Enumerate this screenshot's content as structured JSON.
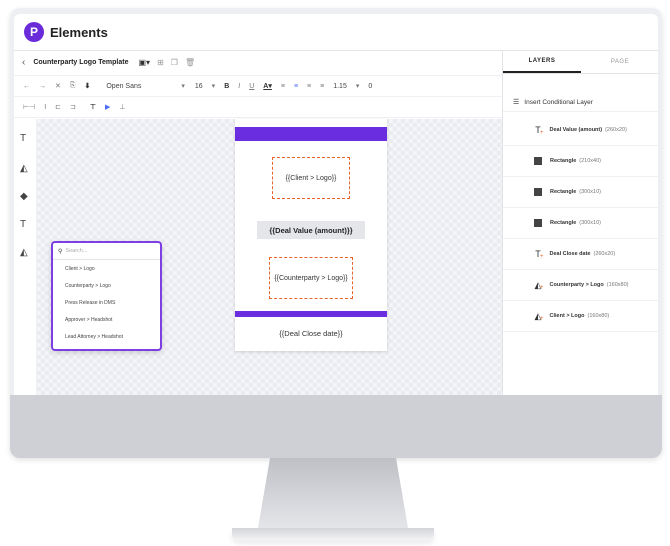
{
  "app": {
    "logo_letter": "P",
    "title": "Elements"
  },
  "editor": {
    "template_name": "Counterparty Logo Template",
    "font_family": "Open Sans",
    "font_size": "16",
    "line_height": "1.15",
    "zero_value": "0"
  },
  "canvas": {
    "client_logo": "{{Client > Logo}}",
    "deal_value": "{{Deal Value (amount)}}",
    "counterparty_logo": "{{Counterparty > Logo}}",
    "deal_close": "{{Deal Close date}}"
  },
  "dropdown": {
    "search_placeholder": "Search...",
    "items": [
      "Client > Logo",
      "Counterparty > Logo",
      "Press Release in DMS",
      "Approver > Headshot",
      "Lead Attorney > Headshot"
    ]
  },
  "layers_panel": {
    "tabs": [
      "LAYERS",
      "PAGE"
    ],
    "insert_conditional": "Insert Conditional Layer",
    "items": [
      {
        "name": "Deal Value (amount)",
        "size": "(260x20)",
        "icon": "text-icon"
      },
      {
        "name": "Rectangle",
        "size": "(210x40)",
        "icon": "rectangle-icon"
      },
      {
        "name": "Rectangle",
        "size": "(300x10)",
        "icon": "rectangle-icon"
      },
      {
        "name": "Rectangle",
        "size": "(300x10)",
        "icon": "rectangle-icon"
      },
      {
        "name": "Deal Close date",
        "size": "(260x20)",
        "icon": "text-icon"
      },
      {
        "name": "Counterparty > Logo",
        "size": "(160x80)",
        "icon": "image-icon"
      },
      {
        "name": "Client > Logo",
        "size": "(160x80)",
        "icon": "image-icon"
      }
    ]
  },
  "colors": {
    "accent": "#6b2de0",
    "placeholder_border": "#e8642a"
  }
}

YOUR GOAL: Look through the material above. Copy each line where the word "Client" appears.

RESULT BELOW:
    "client_logo": "{{Client > Logo}}",
      "Client > Logo",
        "name": "Client > Logo",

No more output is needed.